You would think that the most challenging part about such an opportunity would be figuring out the bet time to go. Not even close. For me the greatest challenge came when the time came to decide what to do with my month away.
The company’s stated intent behind the sabbatical is to do something transformative that you couldn’t do in the space of a normal vacation that would leave you refreshed and reinvigorated upon your return. All good.
But I’m too old and too out of shape to go riding a motorcycle up Highway 1 in Vietnam, or go helicopter skiing, or bungee-jump off of a bridge, and I’m not sure I’d be inclined to do those things even if I were of an appropriate age.
I love trains, so I thought about taking a cross-country round-trip on Amtrak in a sleeper bedroom. I priced it: $4,500 for seven days on the rails was more that I was prepared to spend for the experience. I had been thinking maybe half of that.
I looked up first class airfares to cities across the country that I might be inclined to visit. They were rather more reasonable than a haul across the continent by train.

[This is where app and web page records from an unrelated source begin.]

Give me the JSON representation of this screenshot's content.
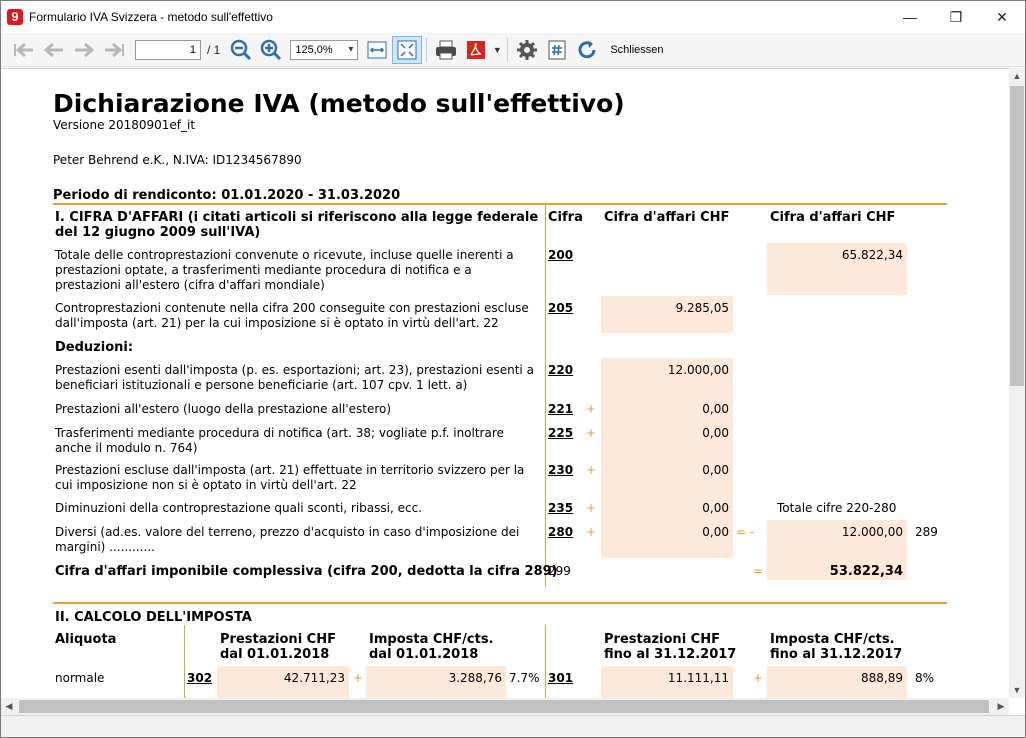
{
  "window": {
    "title": "Formulario IVA Svizzera - metodo sull'effettivo",
    "app_icon_glyph": "9",
    "minimize": "—",
    "maximize": "❐",
    "close": "✕"
  },
  "toolbar": {
    "page_value": "1",
    "page_total": "/ 1",
    "zoom": "125,0%",
    "close_label": "Schliessen"
  },
  "doc": {
    "title": "Dichiarazione IVA (metodo sull'effettivo)",
    "version": "Versione 20180901ef_it",
    "company": "Peter Behrend e.K., N.IVA: ID1234567890",
    "period": "Periodo di rendiconto: 01.01.2020 - 31.03.2020",
    "section1": {
      "heading": "I. CIFRA D'AFFARI (i citati articoli si riferiscono alla legge federale del 12 giugno 2009 sull'IVA)",
      "col_cifra": "Cifra",
      "col_chf1": "Cifra d'affari CHF",
      "col_chf2": "Cifra d'affari CHF",
      "rows": {
        "r200": {
          "text": "Totale delle controprestazioni convenute o ricevute, incluse quelle inerenti a prestazioni optate, a trasferimenti mediante procedura di notifica e a prestazioni all'estero (cifra d'affari mondiale)",
          "code": "200",
          "value": "65.822,34"
        },
        "r205": {
          "text": "Controprestazioni contenute nella cifra 200 conseguite con prestazioni escluse dall'imposta (art. 21) per la cui imposizione si è optato in virtù dell'art. 22",
          "code": "205",
          "value": "9.285,05"
        },
        "deductions": "Deduzioni:",
        "r220": {
          "text": "Prestazioni esenti dall'imposta (p. es. esportazioni; art. 23), prestazioni esenti a beneficiari istituzionali e persone beneficiarie (art. 107 cpv. 1 lett. a)",
          "code": "220",
          "value": "12.000,00"
        },
        "r221": {
          "text": "Prestazioni all'estero (luogo della prestazione all'estero)",
          "code": "221",
          "plus": "+",
          "value": "0,00"
        },
        "r225": {
          "text": "Trasferimenti mediante procedura di notifica (art. 38; vogliate p.f. inoltrare anche il modulo n. 764)",
          "code": "225",
          "plus": "+",
          "value": "0,00"
        },
        "r230": {
          "text": "Prestazioni escluse dall'imposta (art. 21) effettuate in territorio svizzero per la cui imposizione non si è optato in virtù dell'art. 22",
          "code": "230",
          "plus": "+",
          "value": "0,00"
        },
        "r235": {
          "text": "Diminuzioni della controprestazione quali sconti, ribassi, ecc.",
          "code": "235",
          "plus": "+",
          "value": "0,00",
          "total_label": "Totale cifre 220-280"
        },
        "r280": {
          "text": "Diversi (ad.es. valore del terreno, prezzo d'acquisto in caso d'imposizione dei margini) ............",
          "code": "280",
          "plus": "+",
          "value": "0,00",
          "eq": "= -",
          "total": "12.000,00",
          "total_code": "289"
        },
        "r299": {
          "text": "Cifra d'affari imponibile complessiva (cifra 200, dedotta la cifra 289)",
          "code": "299",
          "eq": "=",
          "value": "53.822,34"
        }
      }
    },
    "section2": {
      "heading": "II. CALCOLO DELL'IMPOSTA",
      "col_aliquota": "Aliquota",
      "col_prest1": "Prestazioni CHF dal 01.01.2018",
      "col_imp1": "Imposta CHF/cts. dal 01.01.2018",
      "col_prest2": "Prestazioni CHF fino al 31.12.2017",
      "col_imp2": "Imposta CHF/cts. fino al 31.12.2017",
      "normale": {
        "label": "normale",
        "code1": "302",
        "prest1": "42.711,23",
        "plus1": "+",
        "imp1": "3.288,76",
        "rate1": "7.7%",
        "code2": "301",
        "prest2": "11.111,11",
        "plus2": "+",
        "imp2": "888,89",
        "rate2": "8%"
      }
    }
  }
}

Given how much I travel for work, though, and that I was going to be out of the country for much of the month before and the month after my Sabbatical, I nixed that idea.
And then I realized something: what I really want is not a vacation in place, but a vacation in time. I want the time and head-space to think, to read, to work on my fitness, to hike, to take a handful of courses, and to write. And I did not need to pay an airline, a railroad, or a hotel group to do any of that.
So I decided last night that my sabbatical is going to be a dress rehearsal for an active retirement, and an incentive to shift to a more balanced lifestyle. I told my wife that I would be around if she needed me, but that much of the time I would be out, engaged in a kind of early mid-life-crisis personal journey.
Naturally, I’ll be chronicling the journey here, but if you wish to skip these posts, I will be titling them.